—comes from the 2010 Saturday Night Live skit featuring a news anchor launching an account about “another terrifying teenage trend, ” accompanied by a trench-coated reporter explaining trampolining: “A teen kid sits on the top of the one-story home getting dental intercourse from a woman jumping down and up on a big yard trampoline. Sources state if a lady trampolines ten boys, a bracelet—and is received by her that is just exactly what Silly Bandz are. ” The skit continued to demonstrate a teenager calmly dismissing the reporter’s questions about trampolining (“I’ve never ever done this…. We don’t think that’s also actually possible”), while her mom is overcome by hysterical fear. The skit was able to combine the dental intercourse of rainbow events because of the bracelet-as-coupon theme of intercourse bracelets and also to illustrate just exactly how television uncritically encourages concern in addition to general public gets caught up in fear. Satire, then, allowed a critical representation of television’s protection among these tales that has been otherwise missing whenever TV addressed claims about intercourse bracelets and rainbow parties.
While this chapter examines television’s part in distributing the contemporary legends about intercourse bracelets and rainbow parties,
They are just two among numerous claims about teen sex that have obtained a lot of news attention in modern times. As an example, in 2008, Time mag went an item about a top college in|school that is high Massachusetts where there was a rise in pupil pregnancies and quoted the college principal, whom advertised that girls had produced pact getting expecting together. After this tale, there was clearly an onslaught of media coverage citing the pregnancy that is so-called as another bit of proof that teenagers had been away from control. This tale made headlines when you look at the U.S. Along with Australia, Canada, England, Ireland, and Scotland., some reports cast question on whether there ever had been this type of pact (evidently, the key whom reported there clearly was a pact could maybe not keep in mind where he heard that information, and nobody else could verify their form of the tale). Yet news protection persisted, as well as in 2010, a made-for-television film, The Pregnancy Pact, was launched regarding the life cable channel, which stated it had been “inspired by a genuine story. ”

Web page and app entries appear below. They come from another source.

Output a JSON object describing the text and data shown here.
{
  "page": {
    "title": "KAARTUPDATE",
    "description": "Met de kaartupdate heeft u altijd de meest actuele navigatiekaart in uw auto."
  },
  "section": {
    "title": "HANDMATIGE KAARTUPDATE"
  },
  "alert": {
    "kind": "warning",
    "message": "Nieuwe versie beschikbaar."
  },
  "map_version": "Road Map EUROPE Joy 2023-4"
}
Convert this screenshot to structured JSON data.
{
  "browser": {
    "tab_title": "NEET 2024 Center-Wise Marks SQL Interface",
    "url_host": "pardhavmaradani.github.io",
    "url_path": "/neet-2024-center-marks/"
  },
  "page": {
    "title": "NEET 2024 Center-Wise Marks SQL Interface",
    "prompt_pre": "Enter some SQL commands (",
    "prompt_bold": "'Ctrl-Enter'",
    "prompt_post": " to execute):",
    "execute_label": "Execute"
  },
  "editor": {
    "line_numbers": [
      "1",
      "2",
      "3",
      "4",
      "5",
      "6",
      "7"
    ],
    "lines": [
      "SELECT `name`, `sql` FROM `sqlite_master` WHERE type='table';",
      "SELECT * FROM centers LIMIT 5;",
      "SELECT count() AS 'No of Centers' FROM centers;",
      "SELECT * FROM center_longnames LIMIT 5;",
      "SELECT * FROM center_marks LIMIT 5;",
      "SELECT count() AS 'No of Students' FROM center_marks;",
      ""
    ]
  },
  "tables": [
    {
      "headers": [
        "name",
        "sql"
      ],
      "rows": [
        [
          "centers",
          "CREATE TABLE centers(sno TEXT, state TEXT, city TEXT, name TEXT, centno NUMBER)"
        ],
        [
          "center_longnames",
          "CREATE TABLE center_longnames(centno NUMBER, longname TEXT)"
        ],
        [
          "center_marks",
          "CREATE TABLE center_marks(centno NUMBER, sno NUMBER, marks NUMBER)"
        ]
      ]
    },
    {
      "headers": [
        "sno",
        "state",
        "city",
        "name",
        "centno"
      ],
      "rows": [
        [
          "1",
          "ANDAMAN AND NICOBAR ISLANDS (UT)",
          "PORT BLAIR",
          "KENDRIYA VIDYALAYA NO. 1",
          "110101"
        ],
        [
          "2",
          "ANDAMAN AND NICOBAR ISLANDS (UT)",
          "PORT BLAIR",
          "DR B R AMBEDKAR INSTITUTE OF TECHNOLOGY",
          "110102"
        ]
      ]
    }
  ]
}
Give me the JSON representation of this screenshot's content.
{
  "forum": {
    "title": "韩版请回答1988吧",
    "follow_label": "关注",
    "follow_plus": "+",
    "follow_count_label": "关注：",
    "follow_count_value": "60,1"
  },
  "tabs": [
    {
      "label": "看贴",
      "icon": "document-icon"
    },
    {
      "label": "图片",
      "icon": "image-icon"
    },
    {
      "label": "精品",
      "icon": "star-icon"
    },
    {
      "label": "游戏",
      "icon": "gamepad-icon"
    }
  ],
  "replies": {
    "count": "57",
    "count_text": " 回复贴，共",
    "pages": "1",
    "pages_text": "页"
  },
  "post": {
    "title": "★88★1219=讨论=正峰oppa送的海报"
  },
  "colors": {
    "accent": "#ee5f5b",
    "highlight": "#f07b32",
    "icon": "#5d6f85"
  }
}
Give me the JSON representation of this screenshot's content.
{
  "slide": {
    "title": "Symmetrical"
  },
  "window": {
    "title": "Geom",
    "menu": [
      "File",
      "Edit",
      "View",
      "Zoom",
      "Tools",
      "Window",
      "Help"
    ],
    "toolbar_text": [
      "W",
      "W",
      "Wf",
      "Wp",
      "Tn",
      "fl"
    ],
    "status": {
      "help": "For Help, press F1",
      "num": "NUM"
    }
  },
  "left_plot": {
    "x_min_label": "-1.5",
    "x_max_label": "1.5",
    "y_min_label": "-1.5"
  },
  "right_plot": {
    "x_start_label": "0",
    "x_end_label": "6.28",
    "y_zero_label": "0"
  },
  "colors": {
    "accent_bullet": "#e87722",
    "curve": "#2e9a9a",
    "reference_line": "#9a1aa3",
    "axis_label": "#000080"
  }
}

When it comes to pregnancy-pact tale, like reports of intercourse bracelets and rainbow parties, the pattern is obvious.
The news sees a salacious tale: sexual topics are usually newsworthy; in specific, tales about children and intercourse are specifically newsworthy simply because they may be approached from different angles—vulnerable children at risk of victimization and needing protection, licentious children, specially girls, gone wild and the need to be brought in check, middle-class children acting down up to children through the “wrong part associated with the tracks, ” and so forth. While printing news often provide nuanced remedies that enable experts and skeptics become heard, television’s attention tends to become more fleeting and less slight. Whenever TV did address rainbow parties or intercourse bracelets, it seldom lasted significantly more than a few minutes—a quick section in a extended program. Presumably, this reflected the limited product television needed to make use of: there is no footage of intimate play, no step-by-step testimony from children whom acknowledged playing these tasks, no specialists that has examined the topics. Alternatively, television protection arrived down seriously to saying the legends. There isn’t much difference between Oprah hosting a writer whom said they’d heard about rainbow parties and conversations in which people relay what they’ve heard from someone who knows someone who knows a person who had sex after breaking a bracelet that she talked to girls who said. But television’s larger audiences imply that these stories spread further, until they become familiar social touchstones, one of those actions we all know about children today. As a result, not merely perform some legends become commonly thought, nevertheless the “teens gone that is wild becomes ingrained. This, in change, impacts the way we consider the image that is overall of young individuals.
Excerpted from “Kids Gone crazy: From Rainbow Parties to Sexting, Knowing the buzz Over Teen Sex” by Joel Best and Kathleen A. huge boobs webcam Bogle. Copyright © 2014 by Joel Best and Kathleen A. Bogle. Reprinted by arrangement with NYU Press. All liberties reserved.
Joel Most Useful
MORE FROM Joel Best
Kathleen A. Bogle
MORE FROM Kathleen A. Bogle